Special Topics in Film: The Racialized Body in Science Fiction
140 | CCN: 15091
M/W/F 10:00am-2:00pm, Dwinelle 188
Science fiction is a seemingly de-politicized but highly political genre, historically rooted in Western colonial expansion and directly expressive of imperialist desire and anxiety. This course aims to illuminate the ways in which science fiction film constructs its Others through scenes of encounter that mobilize ideologies of race, class, and gender in complex and contradictory ways. Beginning with a history of the representation of black bodies in American science fiction film, and proceeding through narratives of laboring migrant bodies at the US-Mexico border, cultural appropriation, ecological indigeneity, and the construction of queer futures, students will examine how film texts engage in ongoing cultural conversations about the formulation and reformulation of identity, often by exploring the flexible, contested boundaries between human and nonhuman, self and other, organism and machine, past and future.
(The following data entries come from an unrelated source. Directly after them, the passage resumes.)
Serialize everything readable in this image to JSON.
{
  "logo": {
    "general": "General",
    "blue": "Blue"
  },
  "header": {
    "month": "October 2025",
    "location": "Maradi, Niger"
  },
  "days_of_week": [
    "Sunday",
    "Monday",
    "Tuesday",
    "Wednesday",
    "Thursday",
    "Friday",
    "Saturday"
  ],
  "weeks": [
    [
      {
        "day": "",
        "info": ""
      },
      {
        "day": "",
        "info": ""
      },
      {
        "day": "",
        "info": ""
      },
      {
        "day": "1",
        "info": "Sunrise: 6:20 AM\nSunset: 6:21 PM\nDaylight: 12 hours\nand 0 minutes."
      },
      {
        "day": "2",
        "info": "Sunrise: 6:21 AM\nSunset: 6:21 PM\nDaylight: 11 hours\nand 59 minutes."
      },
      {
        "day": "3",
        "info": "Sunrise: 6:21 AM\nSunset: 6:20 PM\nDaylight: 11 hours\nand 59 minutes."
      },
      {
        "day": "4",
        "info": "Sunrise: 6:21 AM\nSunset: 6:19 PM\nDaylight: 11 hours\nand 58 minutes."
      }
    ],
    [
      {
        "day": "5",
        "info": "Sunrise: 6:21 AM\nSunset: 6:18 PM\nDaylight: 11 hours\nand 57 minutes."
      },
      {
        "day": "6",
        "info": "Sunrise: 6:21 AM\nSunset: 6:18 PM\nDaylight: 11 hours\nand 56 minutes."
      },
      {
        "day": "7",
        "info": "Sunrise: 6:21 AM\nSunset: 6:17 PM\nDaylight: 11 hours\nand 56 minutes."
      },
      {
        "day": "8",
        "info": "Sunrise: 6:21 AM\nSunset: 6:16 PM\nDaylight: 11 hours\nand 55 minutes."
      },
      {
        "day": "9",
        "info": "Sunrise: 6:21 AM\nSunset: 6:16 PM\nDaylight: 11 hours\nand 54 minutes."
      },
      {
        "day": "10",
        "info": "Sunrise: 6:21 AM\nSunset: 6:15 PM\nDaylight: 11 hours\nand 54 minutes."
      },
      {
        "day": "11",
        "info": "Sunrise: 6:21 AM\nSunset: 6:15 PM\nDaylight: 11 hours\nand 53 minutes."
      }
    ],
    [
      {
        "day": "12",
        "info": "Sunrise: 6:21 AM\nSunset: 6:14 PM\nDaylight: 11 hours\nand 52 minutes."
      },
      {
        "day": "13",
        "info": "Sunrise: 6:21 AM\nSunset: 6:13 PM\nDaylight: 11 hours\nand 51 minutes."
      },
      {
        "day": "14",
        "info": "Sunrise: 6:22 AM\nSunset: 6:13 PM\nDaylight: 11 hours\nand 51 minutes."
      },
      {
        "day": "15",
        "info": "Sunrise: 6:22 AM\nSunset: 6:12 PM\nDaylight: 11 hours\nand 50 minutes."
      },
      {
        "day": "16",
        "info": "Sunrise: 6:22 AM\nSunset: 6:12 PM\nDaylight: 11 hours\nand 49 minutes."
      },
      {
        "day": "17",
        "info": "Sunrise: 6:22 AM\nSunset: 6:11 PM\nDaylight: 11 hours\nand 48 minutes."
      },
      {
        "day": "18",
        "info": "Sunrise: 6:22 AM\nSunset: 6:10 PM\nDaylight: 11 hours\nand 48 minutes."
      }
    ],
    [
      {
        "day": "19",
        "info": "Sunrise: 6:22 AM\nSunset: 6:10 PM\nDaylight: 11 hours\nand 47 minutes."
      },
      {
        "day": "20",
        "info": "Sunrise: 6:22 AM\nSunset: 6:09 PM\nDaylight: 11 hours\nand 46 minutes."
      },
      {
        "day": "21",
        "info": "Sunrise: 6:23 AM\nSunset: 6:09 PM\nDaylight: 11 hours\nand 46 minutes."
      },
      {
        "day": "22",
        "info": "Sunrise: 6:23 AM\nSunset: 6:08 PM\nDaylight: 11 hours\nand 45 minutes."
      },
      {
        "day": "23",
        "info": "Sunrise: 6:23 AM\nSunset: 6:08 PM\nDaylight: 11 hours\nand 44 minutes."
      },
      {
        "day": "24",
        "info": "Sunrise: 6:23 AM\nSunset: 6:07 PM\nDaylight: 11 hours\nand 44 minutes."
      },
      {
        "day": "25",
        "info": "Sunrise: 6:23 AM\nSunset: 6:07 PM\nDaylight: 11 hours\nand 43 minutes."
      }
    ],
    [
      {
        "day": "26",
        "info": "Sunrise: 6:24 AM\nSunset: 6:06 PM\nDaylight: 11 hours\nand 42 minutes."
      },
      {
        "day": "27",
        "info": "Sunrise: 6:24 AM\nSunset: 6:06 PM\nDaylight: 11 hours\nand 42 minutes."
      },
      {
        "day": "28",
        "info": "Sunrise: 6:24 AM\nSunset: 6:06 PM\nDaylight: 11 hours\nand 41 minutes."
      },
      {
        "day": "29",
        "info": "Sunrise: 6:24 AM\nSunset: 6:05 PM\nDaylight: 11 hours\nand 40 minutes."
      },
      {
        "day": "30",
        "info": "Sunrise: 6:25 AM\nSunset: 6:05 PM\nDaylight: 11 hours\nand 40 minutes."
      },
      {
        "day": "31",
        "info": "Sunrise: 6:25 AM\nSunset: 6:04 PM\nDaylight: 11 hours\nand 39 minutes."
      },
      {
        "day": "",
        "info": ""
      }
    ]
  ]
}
Course texts model intersectional understandings of the constitution of body and identity as site of both oppression and resistance.